What you have to do ▸
Go through the listing below and repeat it exactly, dropping the pictures.

** Opening Source material block **

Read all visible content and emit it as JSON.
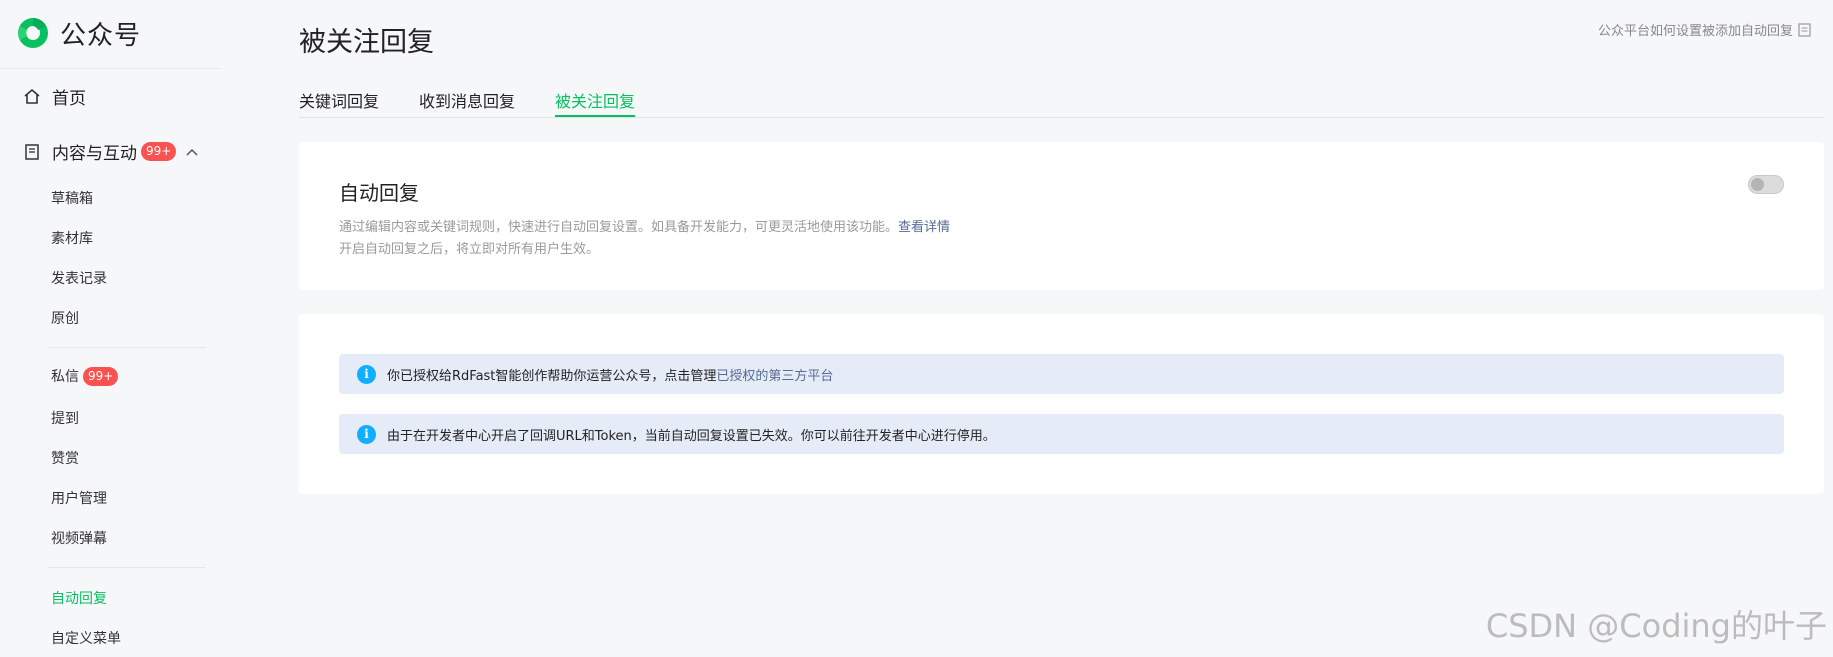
{
  "brand": {
    "name": "公众号",
    "accent": "#07c160"
  },
  "sidebar": {
    "home": "首页",
    "content": {
      "label": "内容与互动",
      "badge": "99+"
    },
    "content_items": [
      "草稿箱",
      "素材库",
      "发表记录",
      "原创"
    ],
    "message": {
      "label": "私信",
      "badge": "99+"
    },
    "items_b": [
      "提到",
      "赞赏",
      "用户管理",
      "视频弹幕"
    ],
    "items_c": [
      "自动回复",
      "自定义菜单"
    ]
  },
  "page": {
    "title": "被关注回复",
    "help_link": "公众平台如何设置被添加自动回复"
  },
  "tabs": [
    "关键词回复",
    "收到消息回复",
    "被关注回复"
  ],
  "auto_reply": {
    "title": "自动回复",
    "desc_line1": "通过编辑内容或关键词规则，快速进行自动回复设置。如具备开发能力，可更灵活地使用该功能。",
    "desc_link": "查看详情",
    "desc_line2": "开启自动回复之后，将立即对所有用户生效。",
    "enabled": false
  },
  "notices": {
    "n1_text": "你已授权给RdFast智能创作帮助你运营公众号，点击管理",
    "n1_link": "已授权的第三方平台",
    "n2_text": "由于在开发者中心开启了回调URL和Token，当前自动回复设置已失效。你可以前往开发者中心进行停用。"
  },
  "watermark": "CSDN @Coding的叶子"
}
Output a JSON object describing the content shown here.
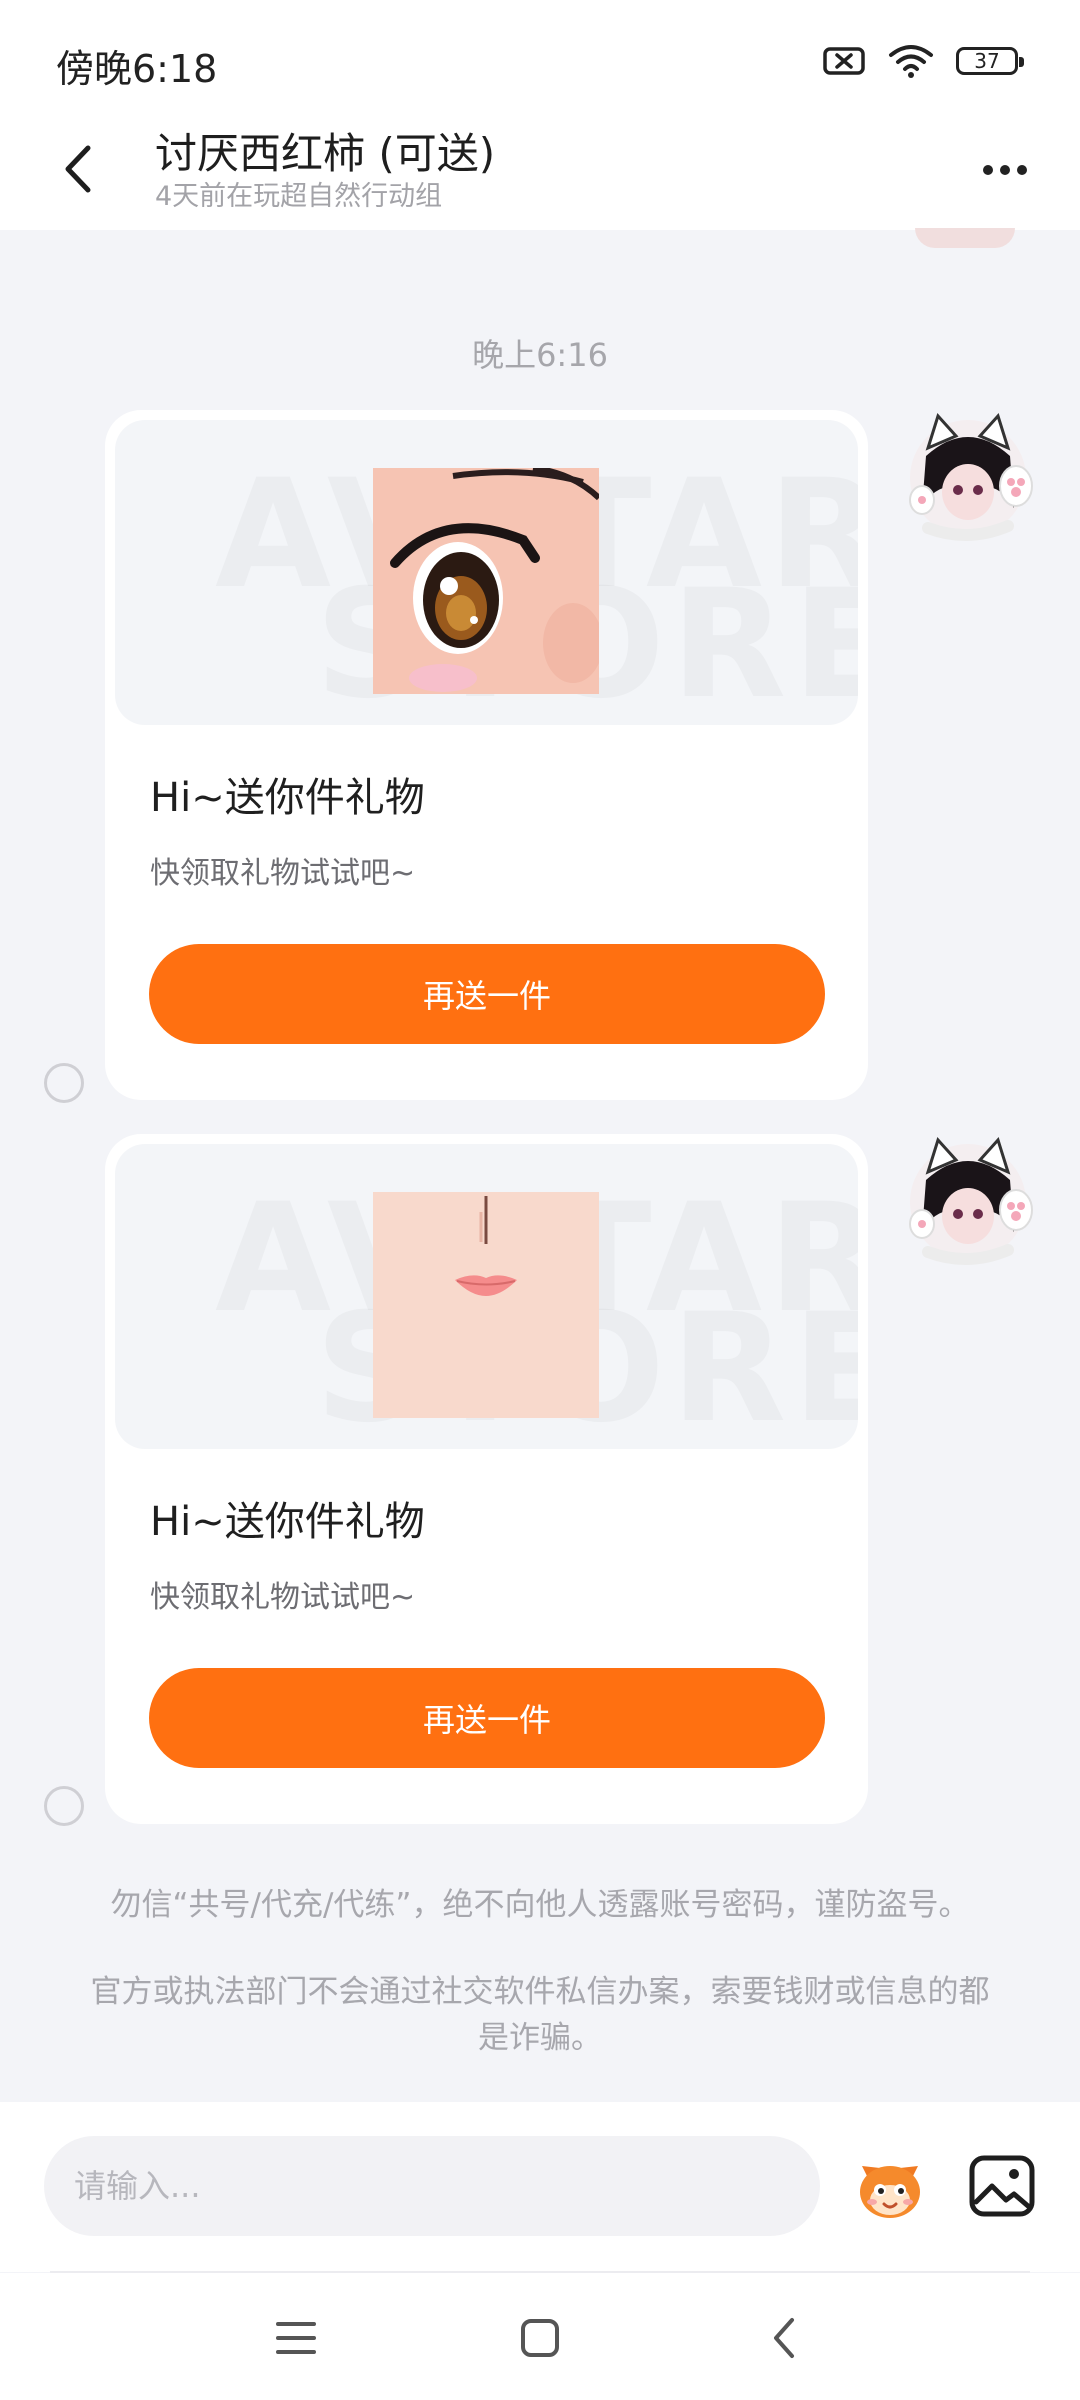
{
  "status_bar": {
    "time": "傍晚6:18",
    "battery": "37",
    "icons": [
      "notification-off-icon",
      "wifi-icon",
      "battery-icon"
    ]
  },
  "header": {
    "title": "讨厌西红柿 (可送)",
    "subtitle": "4天前在玩超自然行动组",
    "back_icon": "back-arrow-icon",
    "more_icon": "more-dots-icon"
  },
  "chat": {
    "time_label": "晚上6:16",
    "messages": [
      {
        "title": "Hi~送你件礼物",
        "desc": "快领取礼物试试吧~",
        "button": "再送一件",
        "watermark_line1": "AVATAR",
        "watermark_line2": "STORE",
        "image_icon": "eye-gift-image"
      },
      {
        "title": "Hi~送你件礼物",
        "desc": "快领取礼物试试吧~",
        "button": "再送一件",
        "watermark_line1": "AVATAR",
        "watermark_line2": "STORE",
        "image_icon": "mouth-gift-image"
      }
    ]
  },
  "warnings": [
    "勿信“共号/代充/代练”，绝不向他人透露账号密码，谨防盗号。",
    "官方或执法部门不会通过社交软件私信办案，索要钱财或信息的都是诈骗。"
  ],
  "input_bar": {
    "placeholder": "请输入...",
    "emoji_icon": "emoji-mascot-icon",
    "image_icon": "image-icon"
  },
  "nav_bar": {
    "icons": [
      "menu-icon",
      "home-icon",
      "back-icon"
    ]
  },
  "colors": {
    "accent": "#FF7011",
    "background": "#F3F4F8"
  }
}
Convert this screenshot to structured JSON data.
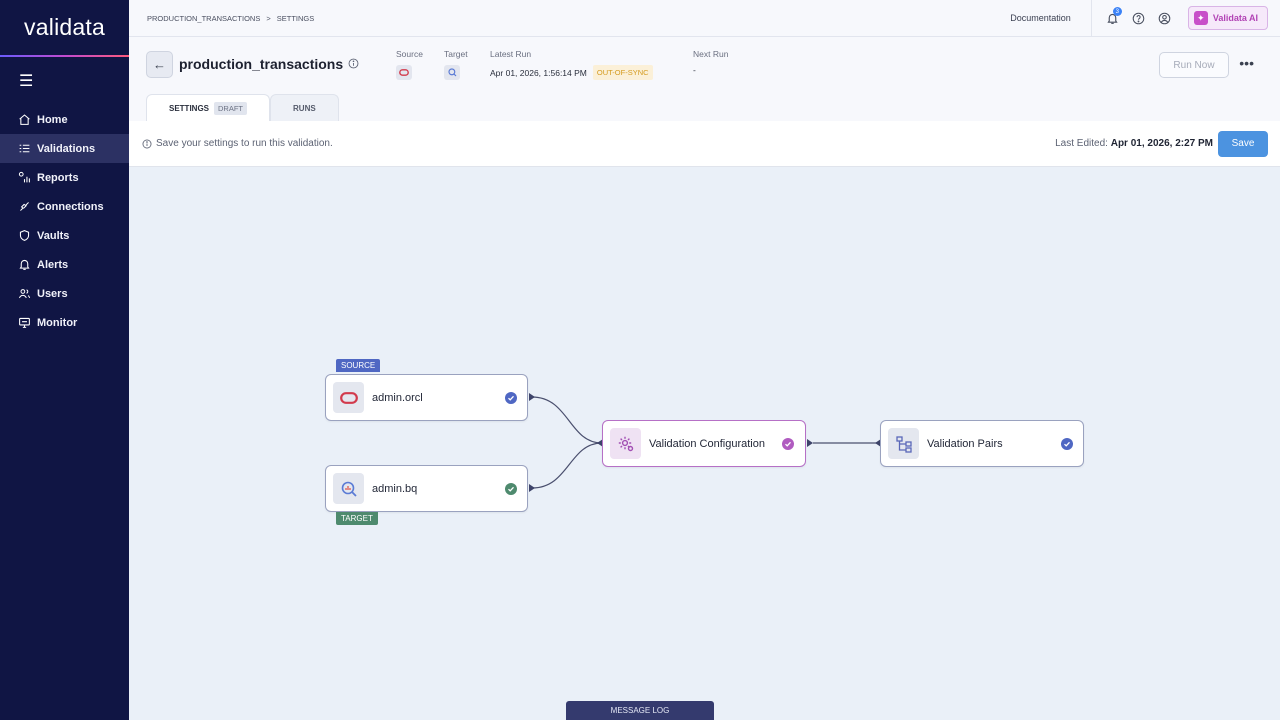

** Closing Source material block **

Response below ▸
Read all visible content and emit it as JSON.
{
  "brand": {
    "name": "公众号",
    "accent": "#07c160"
  },
  "sidebar": {
    "home": "首页",
    "content": {
      "label": "内容与互动",
      "badge": "99+"
    },
    "content_items": [
      "草稿箱",
      "素材库",
      "发表记录",
      "原创"
    ],
    "message": {
      "label": "私信",
      "badge": "99+"
    },
    "items_b": [
      "提到",
      "赞赏",
      "用户管理",
      "视频弹幕"
    ],
    "items_c": [
      "自动回复",
      "自定义菜单"
    ]
  },
  "page": {
    "title": "被关注回复",
    "help_link": "公众平台如何设置被添加自动回复"
  },
  "tabs": [
    "关键词回复",
    "收到消息回复",
    "被关注回复"
  ],
  "auto_reply": {
    "title": "自动回复",
    "desc_line1": "通过编辑内容或关键词规则，快速进行自动回复设置。如具备开发能力，可更灵活地使用该功能。",
    "desc_link": "查看详情",
    "desc_line2": "开启自动回复之后，将立即对所有用户生效。",
    "enabled": false
  },
  "notices": {
    "n1_text": "你已授权给RdFast智能创作帮助你运营公众号，点击管理",
    "n1_link": "已授权的第三方平台",
    "n2_text": "由于在开发者中心开启了回调URL和Token，当前自动回复设置已失效。你可以前往开发者中心进行停用。"
  },
  "watermark": "CSDN @Coding的叶子"
}
Output a JSON object describing the content shown here.
{
  "status_bar": {
    "time": "傍晚6:18",
    "battery": "37",
    "icons": [
      "notification-off-icon",
      "wifi-icon",
      "battery-icon"
    ]
  },
  "header": {
    "title": "讨厌西红柿 (可送)",
    "subtitle": "4天前在玩超自然行动组",
    "back_icon": "back-arrow-icon",
    "more_icon": "more-dots-icon"
  },
  "chat": {
    "time_label": "晚上6:16",
    "messages": [
      {
        "title": "Hi~送你件礼物",
        "desc": "快领取礼物试试吧~",
        "button": "再送一件",
        "watermark_line1": "AVATAR",
        "watermark_line2": "STORE",
        "image_icon": "eye-gift-image"
      },
      {
        "title": "Hi~送你件礼物",
        "desc": "快领取礼物试试吧~",
        "button": "再送一件",
        "watermark_line1": "AVATAR",
        "watermark_line2": "STORE",
        "image_icon": "mouth-gift-image"
      }
    ]
  },
  "warnings": [
    "勿信“共号/代充/代练”，绝不向他人透露账号密码，谨防盗号。",
    "官方或执法部门不会通过社交软件私信办案，索要钱财或信息的都是诈骗。"
  ],
  "input_bar": {
    "placeholder": "请输入...",
    "emoji_icon": "emoji-mascot-icon",
    "image_icon": "image-icon"
  },
  "nav_bar": {
    "icons": [
      "menu-icon",
      "home-icon",
      "back-icon"
    ]
  },
  "colors": {
    "accent": "#FF7011",
    "background": "#F3F4F8"
  }
}
Convert this screenshot to structured JSON data.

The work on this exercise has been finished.